Smalltortelini0002.jpgPasta & Risotto workshops
Make pasta dough from scratch and then have fun rolling, cutting and shaping it into tagliatelle, malfatti, ravioli and tortellini. You’ll make sauces and fillings for each shape and learn the secrets of boiling and tossing pasta correctly. In addition, you’ll master the technique for making risotto and create two delicious versions using seasonal ingredients.

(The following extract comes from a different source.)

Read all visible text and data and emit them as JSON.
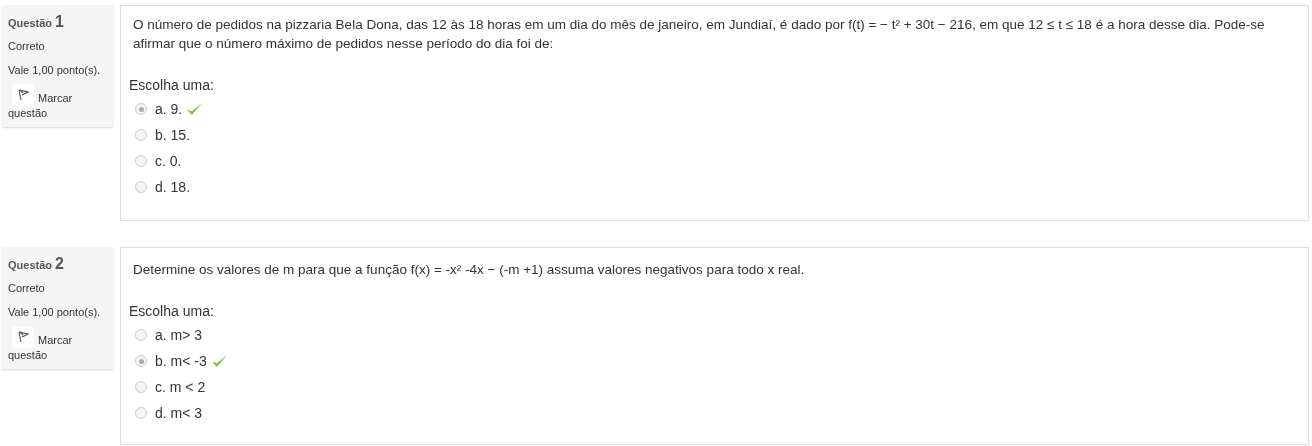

The workshop will end in a convivial feast with Italian wines.

Red wine risotto above 2.jpgDate:  Friday 11th, repeated Saturday 12th March 2011

Time:  10am - 3pm

Location:  London N5 (Arsenal tube 2 mins walk)

Price:  £80. 
10% off when you book three or more Hubbub Cooks classes. 

To book:  Email Hubbub
, call them on 020 7354 5511 or book online on their website

Ciceri e tria

Grains and pulses make a classic combination, one found all over the world, from rice and beans in Latin America to millet and peanut sauce in West Africa.  No doubt these various pairings have evolved over the millennia due to their satisfyingly savoury flavours, their high nutritional value (the combination can cover all amino acid bases, in place of meat) and their ability to fill up the whole family at a low price.

Smcicerietria0004.JPGThe traditional Puglian fare of ciceri e tria is one of these dishes - a wholesome mix of earthy chickpeas and wholemeal pasta strips.  ‘Ciceri’ are an old Puglian variety of chickpea, slightly and smaller and tastier than the regular ones.  ‘Tria’ is an old word for pasta, coming from the Arabic word ‘ittriya’.  Comparable dishes are found all over Italy, such as the pasta e fagioli from Emilia in the north.  But ciceri e tria, also known as cece e ttria, cicerittria or similar, is particularly intriguing due to its mysterious ancient origins, which link in to the whole debate over the origins of pasta itself.  One clue might lie in the fact that some of the pasta, unusually, is fried, while the rest is boiled.  

We had a wonderful bowl of ciceri e tria at Anna Carmela’s fantastic trattoria ‘Le Zie’ in Lecce soon after we’d arrived off the boat from Greece on our culinary road trip of Europe in 2008.  It was the perfect introduction to our Italian food investigations, raising all sorts of questions about continuity and change in Puglia, its regional distinction from the rest of the Italian peninsula and links to the medieval Arab world.  We didn’t even realise then that we’d be musing on ciceri e tria again four months later in Morocco when we found a strikingly similar dish there called ‘trid’…

Yiouvetsi - easy beef 'n' pasta stew

This has to be the easiest stew recipe I know.  The laziest cook in the world could make this, and produce something as delicious to eat as it is effortless to make.  I swiped it from Susanna Spiliopoulos of Hotel Pelops in Olympia, Greece, when we stayed with her this spring.
Susanna has her own (very highly regarded) catering business and kindly shared some of her numerous culinary tips with us during our two day cooking spree in her squeaky clean professional kitchen.  For Susanna, good cooking is all about good oil, by which she of course means good Greek extra virgin olive oil, which in her case is pressed from her family’s very own olive grove up the road.



Culinary Anthropologist